[Items from a data source]
==================================================
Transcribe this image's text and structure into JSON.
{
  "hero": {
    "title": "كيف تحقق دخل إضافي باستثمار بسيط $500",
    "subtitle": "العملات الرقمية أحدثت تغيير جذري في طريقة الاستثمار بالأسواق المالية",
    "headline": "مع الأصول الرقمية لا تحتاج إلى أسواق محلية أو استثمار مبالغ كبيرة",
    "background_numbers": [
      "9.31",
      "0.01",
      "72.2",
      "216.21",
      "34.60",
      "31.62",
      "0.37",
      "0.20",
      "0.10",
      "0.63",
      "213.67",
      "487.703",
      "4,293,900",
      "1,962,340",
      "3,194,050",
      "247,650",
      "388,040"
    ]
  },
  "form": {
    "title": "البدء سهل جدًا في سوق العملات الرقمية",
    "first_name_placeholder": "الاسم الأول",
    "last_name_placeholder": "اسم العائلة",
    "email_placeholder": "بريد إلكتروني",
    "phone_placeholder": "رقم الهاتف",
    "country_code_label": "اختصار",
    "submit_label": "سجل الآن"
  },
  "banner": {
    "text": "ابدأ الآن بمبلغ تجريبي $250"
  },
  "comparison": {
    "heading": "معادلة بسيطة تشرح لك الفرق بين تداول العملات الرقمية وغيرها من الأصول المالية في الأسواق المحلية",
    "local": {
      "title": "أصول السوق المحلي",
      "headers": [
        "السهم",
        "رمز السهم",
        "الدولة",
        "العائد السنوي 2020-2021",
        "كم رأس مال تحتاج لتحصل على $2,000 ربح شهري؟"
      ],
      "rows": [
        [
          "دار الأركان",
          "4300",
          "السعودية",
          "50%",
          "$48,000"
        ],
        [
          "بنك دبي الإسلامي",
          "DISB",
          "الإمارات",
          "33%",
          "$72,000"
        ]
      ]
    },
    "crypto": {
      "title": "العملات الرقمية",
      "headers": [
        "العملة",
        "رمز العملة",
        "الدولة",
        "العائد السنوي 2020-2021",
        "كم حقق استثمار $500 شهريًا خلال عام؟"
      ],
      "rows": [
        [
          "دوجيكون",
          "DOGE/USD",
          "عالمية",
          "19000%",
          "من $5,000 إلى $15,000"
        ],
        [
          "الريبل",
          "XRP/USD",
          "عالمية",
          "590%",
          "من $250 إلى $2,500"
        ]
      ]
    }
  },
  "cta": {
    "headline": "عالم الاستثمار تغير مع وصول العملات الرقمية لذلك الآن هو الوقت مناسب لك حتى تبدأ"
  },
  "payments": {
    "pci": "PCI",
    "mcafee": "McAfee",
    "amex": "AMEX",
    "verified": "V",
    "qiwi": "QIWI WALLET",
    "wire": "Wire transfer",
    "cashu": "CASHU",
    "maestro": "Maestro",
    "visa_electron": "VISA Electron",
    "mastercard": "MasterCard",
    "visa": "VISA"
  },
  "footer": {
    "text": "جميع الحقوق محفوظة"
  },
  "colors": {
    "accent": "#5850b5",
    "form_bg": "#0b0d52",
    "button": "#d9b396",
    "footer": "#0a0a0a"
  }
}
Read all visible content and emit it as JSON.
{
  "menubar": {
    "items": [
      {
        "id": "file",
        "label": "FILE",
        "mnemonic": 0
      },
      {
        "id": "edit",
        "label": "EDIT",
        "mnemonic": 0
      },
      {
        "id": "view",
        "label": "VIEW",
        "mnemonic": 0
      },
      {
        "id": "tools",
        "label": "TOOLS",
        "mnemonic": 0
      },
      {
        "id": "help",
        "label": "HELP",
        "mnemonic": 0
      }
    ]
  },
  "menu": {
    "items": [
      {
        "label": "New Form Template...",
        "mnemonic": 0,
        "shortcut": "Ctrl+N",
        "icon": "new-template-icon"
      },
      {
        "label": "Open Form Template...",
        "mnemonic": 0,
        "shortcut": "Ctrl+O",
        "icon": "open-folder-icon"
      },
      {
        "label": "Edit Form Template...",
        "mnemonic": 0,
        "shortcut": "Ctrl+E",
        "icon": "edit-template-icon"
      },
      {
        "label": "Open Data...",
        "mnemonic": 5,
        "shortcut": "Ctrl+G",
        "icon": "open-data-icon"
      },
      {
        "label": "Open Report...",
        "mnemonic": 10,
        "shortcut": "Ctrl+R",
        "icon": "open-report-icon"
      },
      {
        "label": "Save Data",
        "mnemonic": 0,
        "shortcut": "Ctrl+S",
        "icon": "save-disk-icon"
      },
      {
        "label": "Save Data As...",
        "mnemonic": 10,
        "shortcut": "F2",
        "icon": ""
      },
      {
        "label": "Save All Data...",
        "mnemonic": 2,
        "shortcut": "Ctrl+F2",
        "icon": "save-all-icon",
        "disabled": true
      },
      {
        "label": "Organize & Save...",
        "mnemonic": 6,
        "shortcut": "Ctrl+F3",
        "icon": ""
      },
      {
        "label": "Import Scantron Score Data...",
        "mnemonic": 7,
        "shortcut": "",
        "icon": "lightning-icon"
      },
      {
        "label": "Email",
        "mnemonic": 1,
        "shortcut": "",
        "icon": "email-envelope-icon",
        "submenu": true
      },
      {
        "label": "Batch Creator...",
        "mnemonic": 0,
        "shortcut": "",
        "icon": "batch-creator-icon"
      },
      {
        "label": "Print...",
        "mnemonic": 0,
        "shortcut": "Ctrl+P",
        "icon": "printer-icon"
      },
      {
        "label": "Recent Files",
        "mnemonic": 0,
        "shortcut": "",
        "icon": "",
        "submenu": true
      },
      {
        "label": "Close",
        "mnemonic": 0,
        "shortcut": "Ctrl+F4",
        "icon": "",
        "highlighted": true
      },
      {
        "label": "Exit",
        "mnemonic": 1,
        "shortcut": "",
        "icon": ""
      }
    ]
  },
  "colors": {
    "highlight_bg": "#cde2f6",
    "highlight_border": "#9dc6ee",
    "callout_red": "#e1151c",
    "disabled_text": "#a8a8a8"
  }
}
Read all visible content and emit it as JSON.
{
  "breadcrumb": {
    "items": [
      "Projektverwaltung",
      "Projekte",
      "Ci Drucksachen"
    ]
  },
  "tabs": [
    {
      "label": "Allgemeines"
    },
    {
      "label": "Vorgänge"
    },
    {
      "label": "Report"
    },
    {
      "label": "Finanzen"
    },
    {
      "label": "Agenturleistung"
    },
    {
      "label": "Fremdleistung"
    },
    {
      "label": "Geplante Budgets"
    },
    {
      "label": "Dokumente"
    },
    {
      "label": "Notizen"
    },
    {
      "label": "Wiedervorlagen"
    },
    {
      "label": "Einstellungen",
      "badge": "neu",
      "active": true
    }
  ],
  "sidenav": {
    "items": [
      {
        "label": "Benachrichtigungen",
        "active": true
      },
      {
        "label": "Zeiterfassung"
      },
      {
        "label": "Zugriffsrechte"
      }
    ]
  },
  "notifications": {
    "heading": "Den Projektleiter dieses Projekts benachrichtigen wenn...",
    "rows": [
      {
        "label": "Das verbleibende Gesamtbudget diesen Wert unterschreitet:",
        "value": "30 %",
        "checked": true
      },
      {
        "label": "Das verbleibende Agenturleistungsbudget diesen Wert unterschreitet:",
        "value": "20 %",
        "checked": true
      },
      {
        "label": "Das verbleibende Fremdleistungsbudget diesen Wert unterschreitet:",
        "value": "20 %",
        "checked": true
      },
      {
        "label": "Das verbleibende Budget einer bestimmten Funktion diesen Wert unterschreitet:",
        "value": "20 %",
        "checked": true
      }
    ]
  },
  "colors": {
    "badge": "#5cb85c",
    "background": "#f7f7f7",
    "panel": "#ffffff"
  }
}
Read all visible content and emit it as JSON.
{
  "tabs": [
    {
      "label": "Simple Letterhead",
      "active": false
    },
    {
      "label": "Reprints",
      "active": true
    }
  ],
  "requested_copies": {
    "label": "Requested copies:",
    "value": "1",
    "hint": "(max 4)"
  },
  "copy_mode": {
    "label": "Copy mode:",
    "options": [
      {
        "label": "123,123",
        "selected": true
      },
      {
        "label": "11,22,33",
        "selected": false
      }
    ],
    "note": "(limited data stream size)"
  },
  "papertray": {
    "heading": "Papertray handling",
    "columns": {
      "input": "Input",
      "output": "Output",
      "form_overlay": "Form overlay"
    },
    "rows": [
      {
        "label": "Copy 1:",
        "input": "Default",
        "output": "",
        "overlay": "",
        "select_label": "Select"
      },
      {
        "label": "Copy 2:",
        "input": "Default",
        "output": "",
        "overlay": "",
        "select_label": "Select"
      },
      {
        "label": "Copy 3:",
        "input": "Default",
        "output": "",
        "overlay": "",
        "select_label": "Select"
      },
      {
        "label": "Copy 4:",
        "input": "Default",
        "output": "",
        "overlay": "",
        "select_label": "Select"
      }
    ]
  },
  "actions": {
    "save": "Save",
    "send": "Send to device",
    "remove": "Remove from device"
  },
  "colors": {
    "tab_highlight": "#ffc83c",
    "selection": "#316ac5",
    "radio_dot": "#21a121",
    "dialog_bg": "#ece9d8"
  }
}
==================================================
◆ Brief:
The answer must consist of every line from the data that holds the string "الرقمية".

◆ Written solution:
    "subtitle": "العملات الرقمية أحدثت تغيير جذري في طريقة الاستثمار بالأسواق المالية",
    "headline": "مع الأصول الرقمية لا تحتاج إلى أسواق محلية أو استثمار مبالغ كبيرة",
    "title": "البدء سهل جدًا في سوق العملات الرقمية",
    "heading": "معادلة بسيطة تشرح لك الفرق بين تداول العملات الرقمية وغيرها من الأصول المالية في الأسواق المحلية",
      "title": "العملات الرقمية",
    "headline": "عالم الاستثمار تغير مع وصول العملات الرقمية لذلك الآن هو الوقت مناسب لك حتى تبدأ"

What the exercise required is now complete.